WHAT TO DO ::
Output all of the data below without changing a word, and exclude the pictures.

TASK MATERIAL ::
Start of Block

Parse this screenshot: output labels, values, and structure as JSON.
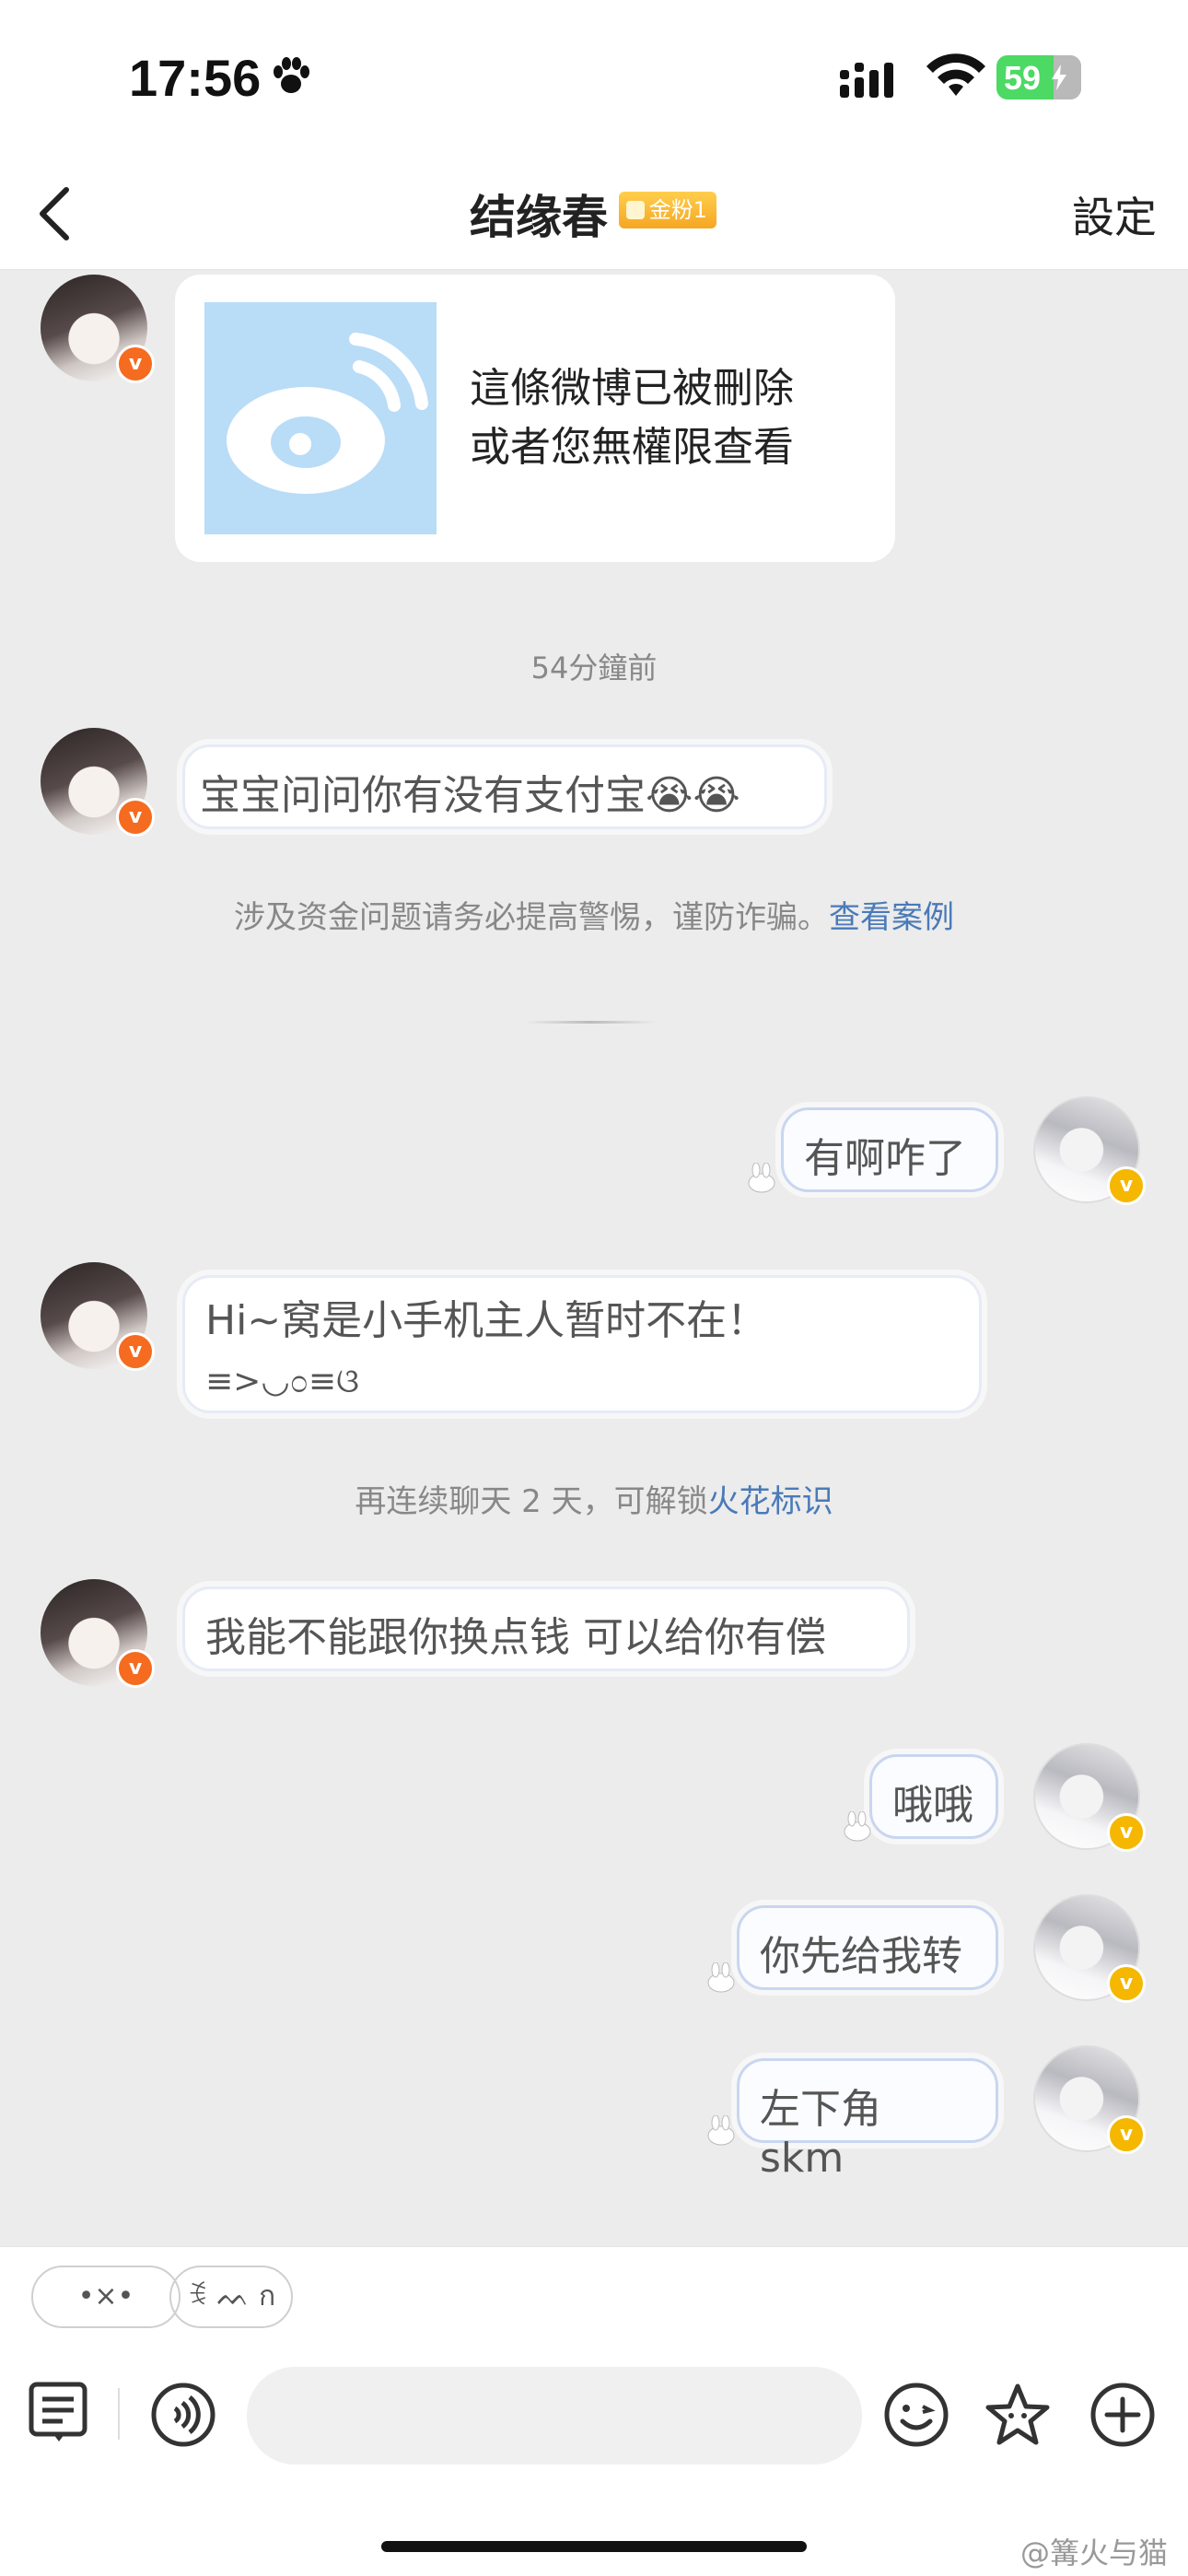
{
  "status_bar": {
    "time": "17:56",
    "battery": "59"
  },
  "header": {
    "title": "结缘春",
    "fan_badge": "金粉1",
    "settings": "設定"
  },
  "shared_post": {
    "line1": "這條微博已被刪除",
    "line2": "或者您無權限查看"
  },
  "timestamp": "54分鐘前",
  "messages": [
    {
      "side": "left",
      "text": "宝宝问问你有没有支付宝😭😭"
    },
    {
      "side": "right",
      "text": "有啊咋了"
    },
    {
      "side": "left",
      "text": "Hi~窝是小手机主人暂时不在！",
      "subtext": "≡>◡೦≡ଓ"
    },
    {
      "side": "left",
      "text": "我能不能跟你换点钱 可以给你有偿"
    },
    {
      "side": "right",
      "text": "哦哦"
    },
    {
      "side": "right",
      "text": "你先给我转"
    },
    {
      "side": "right",
      "text": "左下角 skm"
    }
  ],
  "fraud_notice": {
    "text": "涉及资金问题请务必提高警惕，谨防诈骗。",
    "link": "查看案例"
  },
  "streak_notice": {
    "text": "再连续聊天 2 天，可解锁",
    "link": "火花标识"
  },
  "quick_replies": [
    "•×•",
    "ꉂ ᨓ ก"
  ],
  "input": {
    "placeholder": ""
  },
  "watermark": "@篝火与猫",
  "colors": {
    "accent_link": "#4a7ab8",
    "verified_orange": "#f56b1f",
    "verified_gold": "#f5b700",
    "background": "#ececec"
  },
  "icons": [
    "paw-icon",
    "signal-icon",
    "wifi-icon",
    "battery-icon",
    "back-arrow-icon",
    "weibo-logo",
    "verified-badge",
    "list-icon",
    "voice-icon",
    "emoji-icon",
    "star-icon",
    "plus-icon"
  ]
}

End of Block

YOUR RESPONSE ::
Parse this screenshot: output labels, values, and structure as JSON.
{
  "status_bar": {
    "time": "17:56",
    "battery": "59"
  },
  "header": {
    "title": "结缘春",
    "fan_badge": "金粉1",
    "settings": "設定"
  },
  "shared_post": {
    "line1": "這條微博已被刪除",
    "line2": "或者您無權限查看"
  },
  "timestamp": "54分鐘前",
  "messages": [
    {
      "side": "left",
      "text": "宝宝问问你有没有支付宝😭😭"
    },
    {
      "side": "right",
      "text": "有啊咋了"
    },
    {
      "side": "left",
      "text": "Hi~窝是小手机主人暂时不在！",
      "subtext": "≡>◡೦≡ଓ"
    },
    {
      "side": "left",
      "text": "我能不能跟你换点钱 可以给你有偿"
    },
    {
      "side": "right",
      "text": "哦哦"
    },
    {
      "side": "right",
      "text": "你先给我转"
    },
    {
      "side": "right",
      "text": "左下角 skm"
    }
  ],
  "fraud_notice": {
    "text": "涉及资金问题请务必提高警惕，谨防诈骗。",
    "link": "查看案例"
  },
  "streak_notice": {
    "text": "再连续聊天 2 天，可解锁",
    "link": "火花标识"
  },
  "quick_replies": [
    "•×•",
    "ꉂ ᨓ ก"
  ],
  "input": {
    "placeholder": ""
  },
  "watermark": "@篝火与猫",
  "colors": {
    "accent_link": "#4a7ab8",
    "verified_orange": "#f56b1f",
    "verified_gold": "#f5b700",
    "background": "#ececec"
  },
  "icons": [
    "paw-icon",
    "signal-icon",
    "wifi-icon",
    "battery-icon",
    "back-arrow-icon",
    "weibo-logo",
    "verified-badge",
    "list-icon",
    "voice-icon",
    "emoji-icon",
    "star-icon",
    "plus-icon"
  ]
}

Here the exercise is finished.